  • Responding to safety alerts.
  • Ensure that staff work within the scope of their qualifications, competence, skills and experience.
Regulation 13: Safeguarding service users from abuse and improper treatment
  • Safeguarding children and vulnerable adults policies and procedures.
  • Ensure that staff have been trained at a level that is suitable for their role.
  • DBS checks.
  • Ensure that clinical staff have an understanding of the Mental Capacity Act 2005.
  • Policies and procedures for reporting concerns.
  • Policies and procedures for dealing with allegations of discrimination (equality and diversity policy).
Regulation 14: Meeting nutritional and hydration needs   N/A
Regulation 15: Premises and equipment 
  • Cleaning of premises and equipment, eg, cleaning rota
  • Waste management
  • Security of the premises
  • Safety of staff
  • Maintenance of the premises
  • Ensuring adequate facilities, eg, toilets, storage, seating and waiting areas
  • Health and safety risk assessment of the premises.
  • Infection prevention and control, eg, Health and Social Care Act 2008: Code of Practice for health and adult social care on the prevention and control of infections and related guidance.
Regulation 16: Receiving and acting on complaints
  •  Procedure for identifying, receiving, recording, handling and responding to complaints.
Regulation 17: Good governance 
  • Systems and processes such as regular audits of the service provided.
  • Systems and processes enable the provider to identify where quality and/or safety are being compromised , eg, risk assessment.
  • Provide information for patients and seek feedback from patients.
  • Health and safety risk assessments.
  • Record keeping. Security of records.
  • Information governance.
  • Audit of records.
Regulation 18: Staffing 
  • Sufficient numbers of staff
  • Ensuring appropriate training, professional development, supervision and appraisal for staff
  • Ensuring that staff staff are able to meet the requirements of the relevant professional regulator.
Regulation 19: Fit and proper persons employed
  • Robust processes for the recruitment of staff ensuring suitability, eg, ensuring staff have the qualifications, competence, skills and experience necessary for the role
  • Ensuring pre-employment checks are undertaken, eg, GMC, NMC, DBS, verification of identity.
Regulation 20: Duty of candour 
  • Act in an open and transparent way in relation to care and treatment provided to patients. It requires practices to have systems in place to capture notifiable safety incidents and processes to inform the patient of the incident and provide support. (See guidance in more details below.)
Regulation 20A: Requirement as to display of performance assessments 
  • Practices are required to display the CQC ratings in the practice and on the website.
CQC may prosecute breaches of the following regulations without first issuing a Warning Notice.
   
Regulation 11  Need for consent: care and treatment may only be provided with consent. 
Regulation 16(3) 

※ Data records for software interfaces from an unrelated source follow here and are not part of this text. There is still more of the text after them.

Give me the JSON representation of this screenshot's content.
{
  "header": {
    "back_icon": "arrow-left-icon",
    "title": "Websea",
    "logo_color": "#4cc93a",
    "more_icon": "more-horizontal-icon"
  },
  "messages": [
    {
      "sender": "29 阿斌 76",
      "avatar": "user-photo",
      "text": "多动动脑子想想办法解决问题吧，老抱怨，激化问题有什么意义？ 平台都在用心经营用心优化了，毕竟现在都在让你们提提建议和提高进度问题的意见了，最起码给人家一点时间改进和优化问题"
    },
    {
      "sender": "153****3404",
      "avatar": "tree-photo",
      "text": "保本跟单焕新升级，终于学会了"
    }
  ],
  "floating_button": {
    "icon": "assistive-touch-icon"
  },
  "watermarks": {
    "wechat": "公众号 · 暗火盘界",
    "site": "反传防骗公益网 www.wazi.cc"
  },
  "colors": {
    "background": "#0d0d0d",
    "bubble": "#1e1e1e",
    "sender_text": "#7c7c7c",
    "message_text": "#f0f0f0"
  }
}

Receiving and acting on complaints: a summary of complaints, responses, correspondence and other relevant information identified must be provided to CQC within 28 days of a request.

Regulation 17(3) 

Good governance: a report into how the registered person is complying with the good governance requirements and their plans for improvement of services delivered must be provided to CQC within 28 days of a request.

Regulation 20 (2)(a)

Regulation 20(3) 

Duty of candour: registered persons must as soon as reasonably practicable notify a service user (or person lawfully acting on their behalf) when an unintended or unexpected incident occurs. Notifiable safety incidents are explained further in Regulation 20(8) and 20(9).

Duty of candour: notifications given under Regulation 20(2)(a) must meet specific requirements.

Regulation 20A 

Requirement as to display of performance assessments: providers must display on their website details of CQC’s website, the most recent CQC rating and the date it was given. They must also display the most recent rating at each location where regulated activities are provided from and at the provider’s principal place of business. Signs must be legible, conspicuously displayed and show the date the rating was given.

Read the CQC’s guidance on meeting the regulations